INTRO:

With the recent release of Fenix's HP25 headlamp which has twin beams, I thought it useful to review this light as a potential emergency/back up light.

SPECIFICATIONS:

  • Utilizes two Cree XP-E LEDs with a lifespan of 50,000 hours
  • Uses four AA (Ni-MH, Alkaline) batteries
  • Light: 76.0mm (Length) x55.7mm (Width) x31.5mm (Height)
  • Battery case: 88.8mm (Length) x73.7mm (Width) x26.2mm (Height)
  • 183.5-gram weight (excluding batteries)
  • Digitally regulated output maintains constant brightness
  • Two light sources with individual dedicated control system
  • Lockout function prevents the light from accidental activation
  • Reverse polarity protection guards against improper battery installation
  • Rugged aluminum chassis to shed heat and impact
  • Rated output - 360 Lumens (Tested outputs: 395/423 Lumens - see below_



PACKAGING AND CONTENTS:

Fenix hp25 headlamp-front-package.jpgFenix hp25 headlamp-rear-package.jpg
Fenix hp25 headlamp-contents.jpg
Fenix hp25 headlamp-front.jpg
Fenix hp25 headlamp-battery-pack.jpg


OPERATING MODES:

The HP25 has two emitters, independently controlled by two electronic buttons. Each emitter is controlled by the button directly above them, the Spot button labeled with parallel lines and the flood button with diverging lines. Each emitter has four available modes, though not the same modes.

To turn an emitter on, hold down the button for about a second. To change the brightness, pressing the button will advance you to the next mode in the sequence.

For the Flood emitter, the sequence is:
  • Low
  • Medium
  • High
  • Turbo



For the Spot emitter, the sequence is:
  • Low
  • Medium
  • High
  • SOS, which is accessed by holding down the Spot button for about two seconds (whether the emitter is currently on or off).



To turn an emitter off, hold down on it's button for about a second.

The emitters are controlled completely independently, so either can be on any mode or off at any time without being affect by the mode of the other.

FORWARD RATCHETING LIGHTHEAD AND USER INTERFACE:

Fenix hp25 headlamp-tilting-interface.jpgFenix hp25 headlamp-tilting-mechanism.jpg

MOUNTED ON HELMET

Fenix hp25 headlamp-helmet-mounted.jpg

PERFORMANCE:

I found a technical assessment of the light's performance on survivalistboards.com which gave it excellent results - meeting or surpassing manufacturer specifications.

Fenix hp25 headlamp-performance-chart.jpg

SUMMARY:

Pros:

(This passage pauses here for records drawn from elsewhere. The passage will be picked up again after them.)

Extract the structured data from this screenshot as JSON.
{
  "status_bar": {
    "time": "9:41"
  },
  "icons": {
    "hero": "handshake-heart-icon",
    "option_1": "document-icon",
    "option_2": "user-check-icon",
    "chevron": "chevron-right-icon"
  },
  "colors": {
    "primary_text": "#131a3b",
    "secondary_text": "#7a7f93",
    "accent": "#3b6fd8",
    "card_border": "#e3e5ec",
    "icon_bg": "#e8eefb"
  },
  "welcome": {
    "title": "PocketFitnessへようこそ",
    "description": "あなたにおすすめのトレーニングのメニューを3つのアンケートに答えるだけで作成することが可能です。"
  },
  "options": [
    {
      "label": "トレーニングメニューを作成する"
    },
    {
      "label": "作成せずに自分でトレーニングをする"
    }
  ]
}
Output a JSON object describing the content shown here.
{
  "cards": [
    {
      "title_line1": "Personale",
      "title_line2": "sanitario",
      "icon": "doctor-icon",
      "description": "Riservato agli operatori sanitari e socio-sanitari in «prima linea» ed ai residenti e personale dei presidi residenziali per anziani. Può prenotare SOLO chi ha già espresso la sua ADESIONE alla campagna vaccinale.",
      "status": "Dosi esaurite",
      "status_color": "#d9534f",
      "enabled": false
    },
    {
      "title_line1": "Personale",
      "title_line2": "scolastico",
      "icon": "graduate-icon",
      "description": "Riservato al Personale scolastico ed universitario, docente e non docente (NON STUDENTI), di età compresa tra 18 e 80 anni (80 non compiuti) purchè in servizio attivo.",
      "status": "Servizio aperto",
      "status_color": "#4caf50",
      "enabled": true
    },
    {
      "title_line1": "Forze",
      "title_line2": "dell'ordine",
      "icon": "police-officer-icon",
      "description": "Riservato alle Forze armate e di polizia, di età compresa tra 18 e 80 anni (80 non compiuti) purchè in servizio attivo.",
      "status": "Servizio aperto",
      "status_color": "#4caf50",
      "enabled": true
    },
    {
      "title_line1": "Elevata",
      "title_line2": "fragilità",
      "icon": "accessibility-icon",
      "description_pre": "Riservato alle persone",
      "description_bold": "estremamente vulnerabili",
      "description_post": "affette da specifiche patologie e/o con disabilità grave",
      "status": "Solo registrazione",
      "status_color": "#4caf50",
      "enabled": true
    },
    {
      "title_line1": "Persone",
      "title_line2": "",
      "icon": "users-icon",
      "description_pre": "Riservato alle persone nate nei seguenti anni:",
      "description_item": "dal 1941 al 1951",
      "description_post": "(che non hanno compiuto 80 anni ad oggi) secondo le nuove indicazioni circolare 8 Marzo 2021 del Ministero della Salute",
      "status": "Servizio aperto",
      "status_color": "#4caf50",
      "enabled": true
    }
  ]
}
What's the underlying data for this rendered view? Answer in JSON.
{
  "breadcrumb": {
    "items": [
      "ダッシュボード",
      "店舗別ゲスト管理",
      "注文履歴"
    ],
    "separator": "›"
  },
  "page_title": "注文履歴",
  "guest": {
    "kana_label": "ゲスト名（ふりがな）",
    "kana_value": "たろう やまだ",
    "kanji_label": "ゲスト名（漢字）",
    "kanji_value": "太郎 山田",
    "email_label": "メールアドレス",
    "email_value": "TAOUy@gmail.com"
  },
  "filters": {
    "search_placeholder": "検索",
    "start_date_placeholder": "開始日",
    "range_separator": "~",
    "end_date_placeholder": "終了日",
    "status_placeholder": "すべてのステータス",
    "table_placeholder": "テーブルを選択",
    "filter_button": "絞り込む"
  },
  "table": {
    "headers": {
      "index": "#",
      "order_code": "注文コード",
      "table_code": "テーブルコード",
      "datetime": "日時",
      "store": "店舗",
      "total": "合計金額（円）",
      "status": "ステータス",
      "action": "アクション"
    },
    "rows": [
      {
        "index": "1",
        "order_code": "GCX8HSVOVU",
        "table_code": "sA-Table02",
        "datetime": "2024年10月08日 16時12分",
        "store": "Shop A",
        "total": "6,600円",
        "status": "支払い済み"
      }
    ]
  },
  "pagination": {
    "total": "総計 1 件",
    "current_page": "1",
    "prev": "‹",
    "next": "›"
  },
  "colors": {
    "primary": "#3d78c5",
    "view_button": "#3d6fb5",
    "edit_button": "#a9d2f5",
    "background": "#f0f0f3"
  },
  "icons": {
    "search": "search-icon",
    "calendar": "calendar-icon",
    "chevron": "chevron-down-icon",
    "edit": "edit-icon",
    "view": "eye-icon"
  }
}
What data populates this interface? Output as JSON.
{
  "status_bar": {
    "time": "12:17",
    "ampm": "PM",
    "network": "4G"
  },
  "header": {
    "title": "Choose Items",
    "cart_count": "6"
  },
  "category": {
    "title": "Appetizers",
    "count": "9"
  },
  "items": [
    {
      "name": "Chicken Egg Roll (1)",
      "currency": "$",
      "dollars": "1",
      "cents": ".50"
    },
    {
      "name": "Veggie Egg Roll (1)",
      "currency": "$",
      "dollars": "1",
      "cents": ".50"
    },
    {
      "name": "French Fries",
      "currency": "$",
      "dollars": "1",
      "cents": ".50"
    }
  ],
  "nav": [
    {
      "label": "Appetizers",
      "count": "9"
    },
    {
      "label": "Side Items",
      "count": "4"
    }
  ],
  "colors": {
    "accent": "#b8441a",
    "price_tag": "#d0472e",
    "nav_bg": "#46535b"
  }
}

Separate flood and spot emitters!
Excellent regulation with NiMH
Very accurate output claims
Headband is comfortable
Adjustable light angle
Common battery type
Spot and flood beams controlled separately
Smooth mode transitions
Output relatively high for a headlamp

Cons:

Adhesive velcro creativity will be require to facilitate mounting to most helmets


BEAMSHOTS:

Fear not! - I will be shooting these over the next couple of nights per MTBR camera settings and posting